Considering the UDP’s recommendations could result in the construction of a small reactor on the U of S campus and the expansion of classes targeted at the uranium industry, this is an issue that has captured the attention of many students. There have been two debates on nuclear energy on campus over the past year, a telling sign this issue is engaging students.
The nuclear debate has even found its way onto Facebook. There are a slew of groups about the Saskatchewan nuclear issue, both for and against. The largest of these is anti-nuclear and contains over 1,500 members.
Still, the UDP’s report may just be enough to convince many Saskatchewan residents.

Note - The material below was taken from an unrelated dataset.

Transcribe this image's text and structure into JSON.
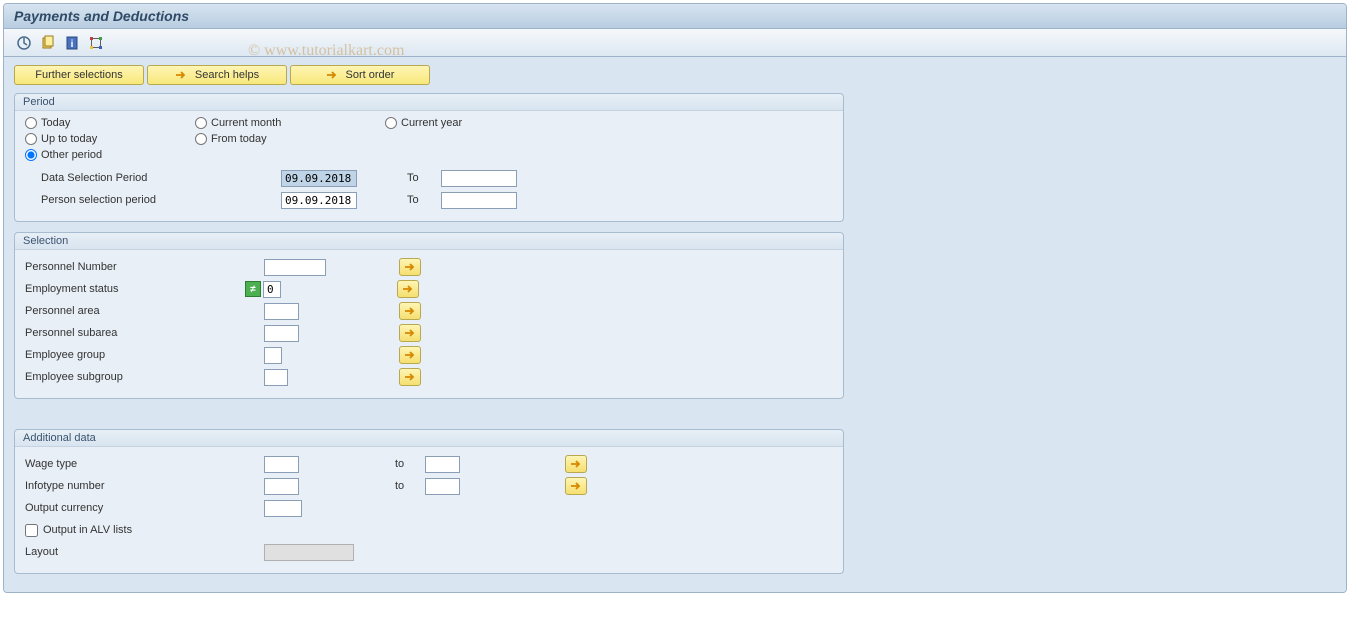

Typical of many in the province, U of S student Stefan Kopchynski is still undecided on the issue. He supports the uranium mining industry in the province and is interested in nuclear power; though he is concerned the costs of building and later decommissioning a reactor are too much for the province to bear.
“I just don’t know if it’s economically feasible,” he said.
Kopchynski is not as concerned about the environmental or health issues. As long as great care is taken with the disposal of nuclear waste, he feels the environmental issues are manageable, “as long as it doesn’t end up in the water.”
As for radiation in the workplace, Kopchynski says the level of radiation most employees in a nuclear power plant would encounter is minimal.
He was recently hired as a summer student at the Canadian Light Source. In a health and safety course required for the position, he said he was told the highest “legally allowable level of manmade radiation in the workplace is half of the average naturally occurring radiation; that’s just what’s coming from the earth.”
Overall, Kopchynski remains hopeful about nuclear development.
“I think it could be good for the province; it would create high-tech jobs,” he said. “My biggest concern is spending all the money.”
While unsure of the economic feasibility of nuclear development in Saskatchewan, Kopchynski is certain that taking a strong stance against nuclear power could have negative economic consequences.
“If we decide nuclear power is bad then uranium is useless to us,” he said. “What else are we going to do with all those rocks?”
graphic Danni Siemens